Write out each line of the entries below that holds the word "Enable".
(Input data Opens)
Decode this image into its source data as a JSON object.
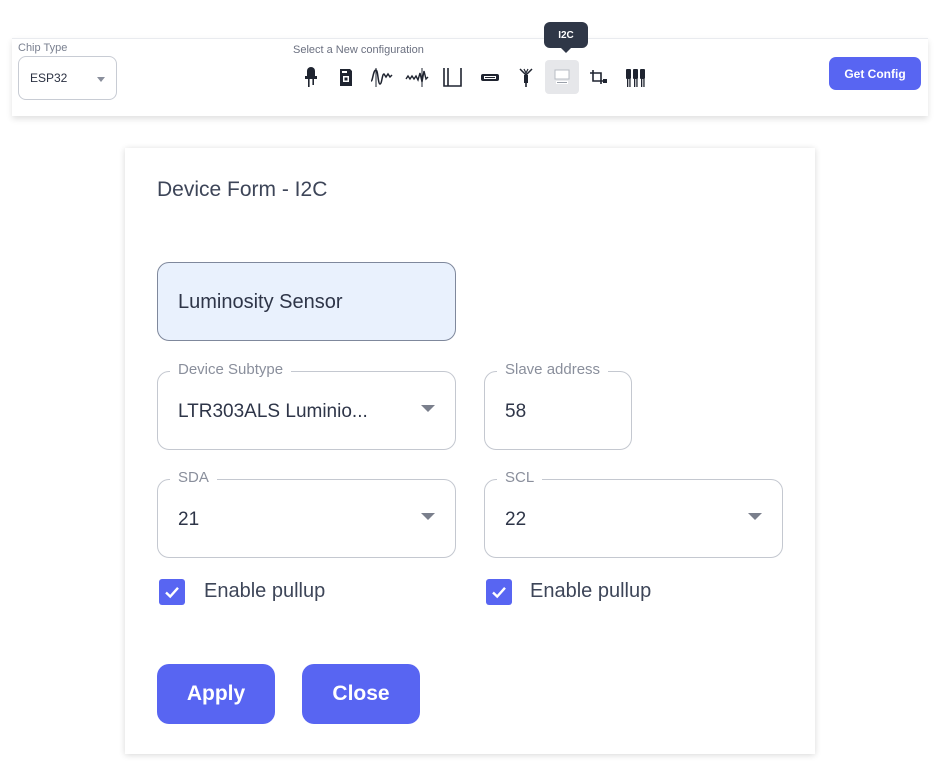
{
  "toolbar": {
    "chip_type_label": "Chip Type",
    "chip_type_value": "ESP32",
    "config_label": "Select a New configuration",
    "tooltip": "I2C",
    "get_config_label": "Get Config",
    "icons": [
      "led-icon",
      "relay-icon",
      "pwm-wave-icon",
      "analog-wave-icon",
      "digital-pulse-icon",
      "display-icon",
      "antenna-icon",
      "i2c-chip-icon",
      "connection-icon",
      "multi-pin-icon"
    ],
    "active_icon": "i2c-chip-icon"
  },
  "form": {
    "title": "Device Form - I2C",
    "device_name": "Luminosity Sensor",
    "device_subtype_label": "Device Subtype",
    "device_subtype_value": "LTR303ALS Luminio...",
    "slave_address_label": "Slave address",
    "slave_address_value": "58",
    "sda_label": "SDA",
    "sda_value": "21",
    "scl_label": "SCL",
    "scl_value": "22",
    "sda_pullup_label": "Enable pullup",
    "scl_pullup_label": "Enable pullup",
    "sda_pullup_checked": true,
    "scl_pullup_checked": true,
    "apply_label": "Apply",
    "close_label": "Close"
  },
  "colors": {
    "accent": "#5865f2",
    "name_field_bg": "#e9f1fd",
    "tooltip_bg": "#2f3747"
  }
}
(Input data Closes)
**Result of the task:**
    "sda_pullup_label": "Enable pullup",
    "scl_pullup_label": "Enable pullup",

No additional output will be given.